Rev. Dietrich Gruen is Pastor at First Presbyterian Church of Columbus and Bethany Presbyterian of Randolph. He is also the Benevolence Coordinator at High Point Church and former member of the Global Missions Team at High Point Church.

Orientations and the Body of Christ (resources)

Any Christian of any orientation who is seeking to be faithful to the Gospel is going to find stiff resistance from the world generally and possibly even from self-identifying as Christians. Living this out faithfully requires more than the solution to a question. There is a deep tension here that must be managed. It is a brokenness that must be carried, a burden that we must bear together. The point where truth and gracious love meet always seems to land within this tension, and that’s how it will remain until that final day.

I have compiled below some of the best and most usable resources I know of that can help you learn about the issues related to faithful Christian belief and practice and alternate sexual orientations. Hopefully this page will grow and be refined over time. Feel free to make suggestions if you know of something helpful I have overlooked or am not aware of.

As a blog of High Point Church, the perspective here is confessional, Biblical Gospel-centered, historically orthodox Christianity. Continue reading Orientations and the Body of Christ (resources)

When your table hosts a divided America

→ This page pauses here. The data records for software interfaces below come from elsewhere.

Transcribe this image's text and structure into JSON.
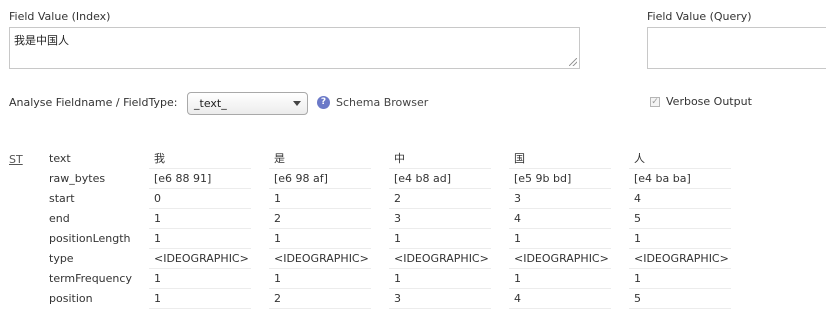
{
  "index_field": {
    "label": "Field Value (Index)",
    "value": "我是中国人"
  },
  "query_field": {
    "label": "Field Value (Query)",
    "value": ""
  },
  "analyse": {
    "label": "Analyse Fieldname / FieldType:",
    "selected": "_text_",
    "schema_browser": "Schema Browser",
    "help_glyph": "?",
    "verbose_label": "Verbose Output",
    "verbose_checked": true
  },
  "results": {
    "stage": "ST",
    "row_labels": [
      "text",
      "raw_bytes",
      "start",
      "end",
      "positionLength",
      "type",
      "termFrequency",
      "position"
    ],
    "tokens": [
      [
        "我",
        "[e6 88 91]",
        "0",
        "1",
        "1",
        "<IDEOGRAPHIC>",
        "1",
        "1"
      ],
      [
        "是",
        "[e6 98 af]",
        "1",
        "2",
        "1",
        "<IDEOGRAPHIC>",
        "1",
        "2"
      ],
      [
        "中",
        "[e4 b8 ad]",
        "2",
        "3",
        "1",
        "<IDEOGRAPHIC>",
        "1",
        "3"
      ],
      [
        "国",
        "[e5 9b bd]",
        "3",
        "4",
        "1",
        "<IDEOGRAPHIC>",
        "1",
        "4"
      ],
      [
        "人",
        "[e4 ba ba]",
        "4",
        "5",
        "1",
        "<IDEOGRAPHIC>",
        "1",
        "5"
      ]
    ]
  }
}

by Dietrich Gruen, Bridge Pastor at First Presbyterian Church of Columbus

Engaging controversial issues from the pulpit is difficult for me, but so is the dilemma faced by many at the dinner table, post-election.  Our problem and opportunity are how to talk politics with family and friends who disagree on today’s political flash points.  To help in that regard, I shall share wisdom gleaned from several bloggers, family, and holy scripture.

First, to graciously discuss hot topics, get permission to go deeper.  When friends & family gather at the table for Thanksgiving or Christmas, keep the food hot and the rhetoric cool.  IF more heat than light is being generated, that’s time to back up, read the body language, and get permission to go further.  Once you have permission, agree on rules of engagement.  You could start with these: Continue reading When your table hosts a divided America

May the worst of times bring out our best

by Dietrich Gruen

Bridges out, roads blocked, businesses closed, basements flooded. One death.  Many water rescues by boat, helicopter, and human chains.  Untold storage items, basement appliances and family treasures soaked and lost.  Lakeside decks and docks float away.  Lakes appearing suddenly where there were none the day before.  Hundreds of flooded cars ditched in either underground parking or clogging above-ground streets. Continue reading May the worst of times bring out our best

Escaping Worldliness through the Pursuit of Joy

Throughout Substance as whole, starting in the very first chapter, I wrote that much of the confusion in our thinking comes from the structures of our thought and life and not from the ideas themselves. This is true when we talk about worldliness; it may be even more true when we talk about joy. We don’t really talk about joy, do we? We talk about happiness. Even when we say the word “fulfillment,” we don’t mean the fulfillment of some grand philosophical purpose for our being, we just mean that we feel full inside. We just mean “I’m happy.”

However, happiness is notoriously unpredictable in the human heart. It’s a little like seeing birds in the winter. It is extraordinarily difficult to capture a bunch of songbirds so that you can see them during the winter. But it’s not that hard to put seed in a bird feeder and watch them come. Happiness is the birds. Virtue is the feeder. This is one of the differences between “joy” in its comprehensive definition, and “happiness” as we commonly mean it.

Continue reading Escaping Worldliness through the Pursuit of Joy